Who are the sources who wrote this article ?

Published Date: May 27, 2020
Published By: Neil K. Kaneshiro, MD, MHA, Clinical Professor of Pediatrics, University of Washington School of Medicine, Seattle, WA. Also reviewed by David Zieve, MD, MHA, Medical Director, Brenda Conaway, Editorial Director, and the A.D.A.M. Editorial team.

What are the references for this article ?

Griffiths AG. Chronic or recurrent respiratory symptoms. In: Kliegman RM, St. Geme JW, Blum NJ, Shah SS, Tasker RC, Wilson KM, eds. Nelson Textbook of Pediatrics. 21st ed. Philadelphia, PA: Elsevier; 2020:chap 401.

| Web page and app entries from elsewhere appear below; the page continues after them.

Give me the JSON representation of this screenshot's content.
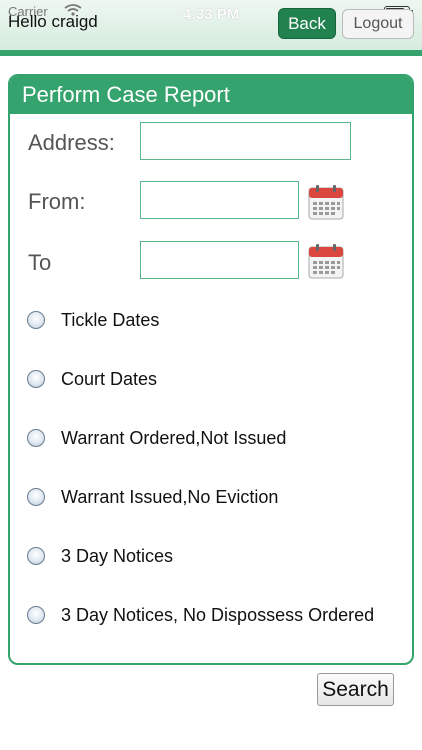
{
  "status_bar": {
    "carrier": "Carrier",
    "time": "4:33 PM"
  },
  "header": {
    "greeting": "Hello craigd",
    "back_label": "Back",
    "logout_label": "Logout"
  },
  "form": {
    "title": "Perform Case Report",
    "address_label": "Address:",
    "address_value": "",
    "from_label": "From:",
    "from_value": "",
    "to_label": "To",
    "to_value": "",
    "options": [
      "Tickle Dates",
      "Court Dates",
      "Warrant Ordered,Not Issued",
      "Warrant Issued,No Eviction",
      "3 Day Notices",
      "3 Day Notices, No Dispossess Ordered"
    ]
  },
  "search_label": "Search",
  "icons": {
    "calendar": "calendar-icon",
    "wifi": "wifi-icon",
    "battery": "battery-icon"
  },
  "colors": {
    "accent": "#35a36d",
    "back_button": "#21814f"
  }
}
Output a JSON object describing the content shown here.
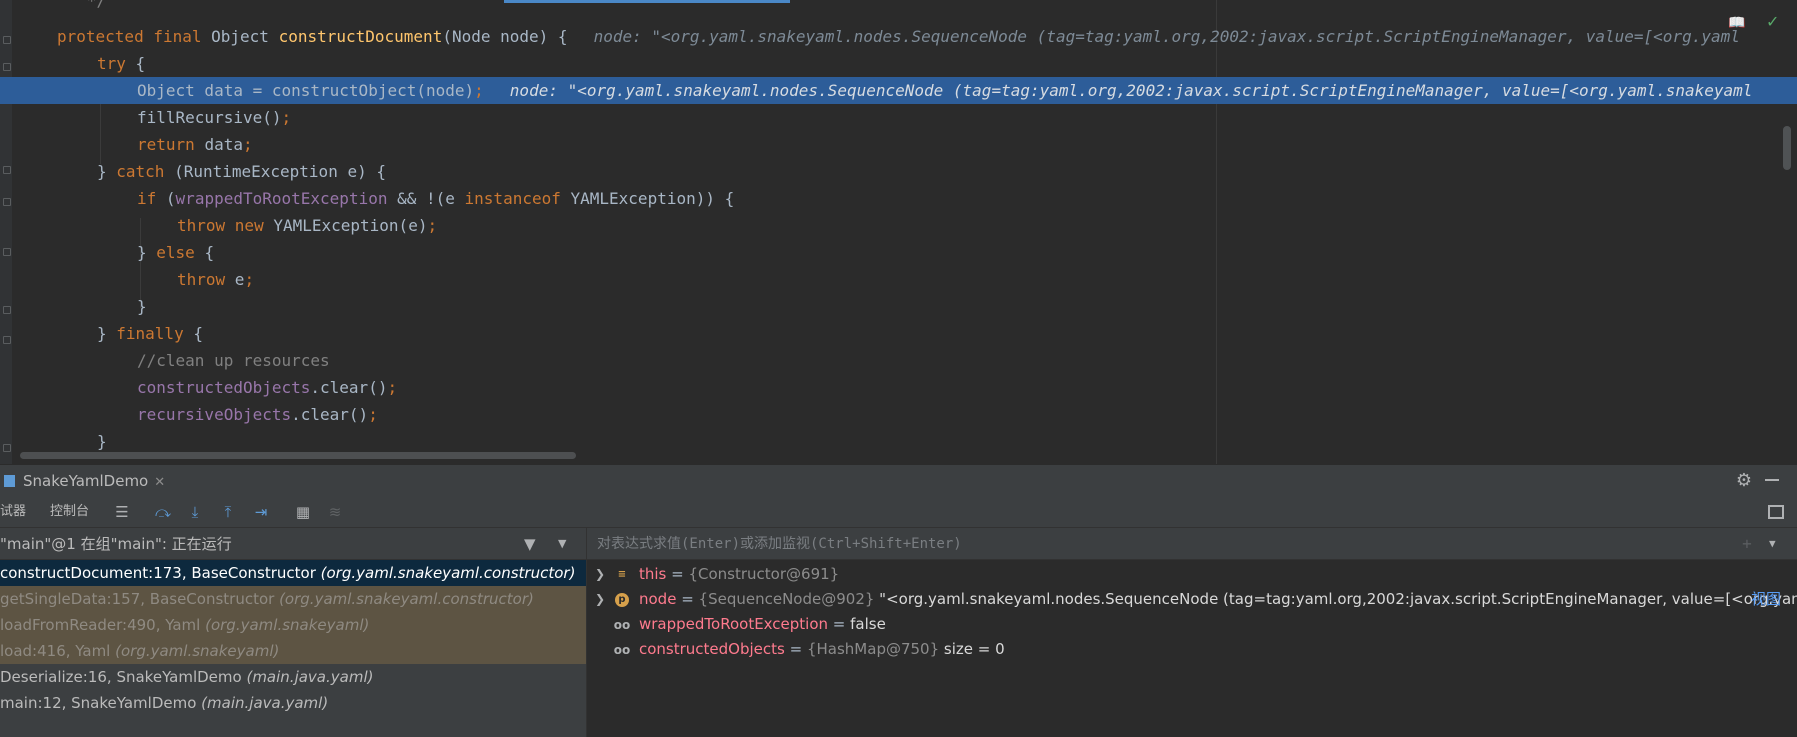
{
  "editor": {
    "lines": [
      {
        "text": "   */",
        "type": "comment"
      },
      {
        "text": "protected final Object constructDocument(Node node) {",
        "hint": "node: \"<org.yaml.snakeyaml.nodes.SequenceNode (tag=tag:yaml.org,2002:javax.script.ScriptEngineManager, value=[<org.yaml"
      },
      {
        "text": "try {"
      },
      {
        "text": "Object data = constructObject(node);",
        "hint": "node: \"<org.yaml.snakeyaml.nodes.SequenceNode (tag=tag:yaml.org,2002:javax.script.ScriptEngineManager, value=[<org.yaml.snakeyaml"
      },
      {
        "text": "fillRecursive();"
      },
      {
        "text": "return data;"
      },
      {
        "text": "} catch (RuntimeException e) {"
      },
      {
        "text": "if (wrappedToRootException && !(e instanceof YAMLException)) {"
      },
      {
        "text": "throw new YAMLException(e);"
      },
      {
        "text": "} else {"
      },
      {
        "text": "throw e;"
      },
      {
        "text": "}"
      },
      {
        "text": "} finally {"
      },
      {
        "text": "//clean up resources"
      },
      {
        "text": "constructedObjects.clear();"
      },
      {
        "text": "recursiveObjects.clear();"
      },
      {
        "text": "}"
      }
    ]
  },
  "panel": {
    "session_tab": "SnakeYamlDemo",
    "tabs": [
      "试器",
      "控制台"
    ],
    "thread_status": "\"main\"@1 在组\"main\": 正在运行",
    "frames": [
      {
        "method": "constructDocument:173, BaseConstructor ",
        "pkg": "(org.yaml.snakeyaml.constructor)"
      },
      {
        "method": "getSingleData:157, BaseConstructor ",
        "pkg": "(org.yaml.snakeyaml.constructor)"
      },
      {
        "method": "loadFromReader:490, Yaml ",
        "pkg": "(org.yaml.snakeyaml)"
      },
      {
        "method": "load:416, Yaml ",
        "pkg": "(org.yaml.snakeyaml)"
      },
      {
        "method": "Deserialize:16, SnakeYamlDemo ",
        "pkg": "(main.java.yaml)"
      },
      {
        "method": "main:12, SnakeYamlDemo ",
        "pkg": "(main.java.yaml)"
      }
    ],
    "eval_placeholder": "对表达式求值(Enter)或添加监视(Ctrl+Shift+Enter)",
    "variables": [
      {
        "name": "this",
        "eq": " = ",
        "type": "{Constructor@691}",
        "extra": ""
      },
      {
        "name": "node",
        "eq": " = ",
        "type": "{SequenceNode@902}",
        "extra": " \"<org.yaml.snakeyaml.nodes.SequenceNode (tag=tag:yaml.org,2002:javax.script.ScriptEngineManager, value=[<org.yam..."
      },
      {
        "name": "wrappedToRootException",
        "eq": " = ",
        "type": "",
        "extra": "false"
      },
      {
        "name": "constructedObjects",
        "eq": " = ",
        "type": "{HashMap@750}",
        "extra": "  size = 0"
      }
    ],
    "view_link": "视图"
  }
}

Rose E. Pediatric respiratory emergencies: upper airway obstruction and infections. In: Walls RM, Hockberger RS, Gausche-Hill M, eds. Rosen's Emergency Medicine: Concepts and Clinical Practice. 9th ed. Philadelphia, PA: Elsevier; 2018:chap 167.